Page and application data records -
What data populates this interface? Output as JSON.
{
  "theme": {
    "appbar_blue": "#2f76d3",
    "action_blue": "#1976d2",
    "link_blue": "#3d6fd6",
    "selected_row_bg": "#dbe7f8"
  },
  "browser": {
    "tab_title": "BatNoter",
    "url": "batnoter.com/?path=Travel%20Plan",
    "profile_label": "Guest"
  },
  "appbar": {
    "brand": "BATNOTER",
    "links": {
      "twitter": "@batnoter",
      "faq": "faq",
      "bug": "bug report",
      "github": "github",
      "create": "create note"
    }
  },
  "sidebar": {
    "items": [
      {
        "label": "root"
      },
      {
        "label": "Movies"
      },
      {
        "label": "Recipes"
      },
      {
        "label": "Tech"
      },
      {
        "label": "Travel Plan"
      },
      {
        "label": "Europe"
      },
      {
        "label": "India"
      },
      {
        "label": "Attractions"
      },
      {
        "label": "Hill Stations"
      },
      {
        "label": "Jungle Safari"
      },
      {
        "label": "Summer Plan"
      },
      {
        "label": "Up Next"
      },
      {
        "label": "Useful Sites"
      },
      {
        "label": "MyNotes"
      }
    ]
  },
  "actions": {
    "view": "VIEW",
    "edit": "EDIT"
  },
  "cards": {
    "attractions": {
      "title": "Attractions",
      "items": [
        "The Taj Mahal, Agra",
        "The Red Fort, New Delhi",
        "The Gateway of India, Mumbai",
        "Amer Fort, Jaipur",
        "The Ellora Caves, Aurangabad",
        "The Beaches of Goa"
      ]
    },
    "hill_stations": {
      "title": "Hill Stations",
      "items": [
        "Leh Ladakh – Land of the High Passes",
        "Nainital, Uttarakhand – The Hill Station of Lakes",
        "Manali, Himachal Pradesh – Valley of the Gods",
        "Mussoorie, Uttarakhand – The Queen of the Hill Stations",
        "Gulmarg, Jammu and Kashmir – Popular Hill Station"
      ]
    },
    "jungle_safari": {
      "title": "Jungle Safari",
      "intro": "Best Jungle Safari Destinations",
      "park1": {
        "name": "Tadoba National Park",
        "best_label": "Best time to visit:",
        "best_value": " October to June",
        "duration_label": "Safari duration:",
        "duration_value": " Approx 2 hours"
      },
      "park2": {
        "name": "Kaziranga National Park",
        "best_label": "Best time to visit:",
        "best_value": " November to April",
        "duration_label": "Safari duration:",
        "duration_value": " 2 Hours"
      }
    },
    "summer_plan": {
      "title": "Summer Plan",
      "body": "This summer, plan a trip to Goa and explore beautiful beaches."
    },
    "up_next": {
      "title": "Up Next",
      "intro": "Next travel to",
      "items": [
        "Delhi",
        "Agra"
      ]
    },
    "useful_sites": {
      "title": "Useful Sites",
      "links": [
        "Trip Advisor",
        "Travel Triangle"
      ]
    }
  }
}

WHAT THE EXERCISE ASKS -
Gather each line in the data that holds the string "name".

ANSWER BOX -
        "name": "Tadoba National Park",
        "name": "Kaziranga National Park",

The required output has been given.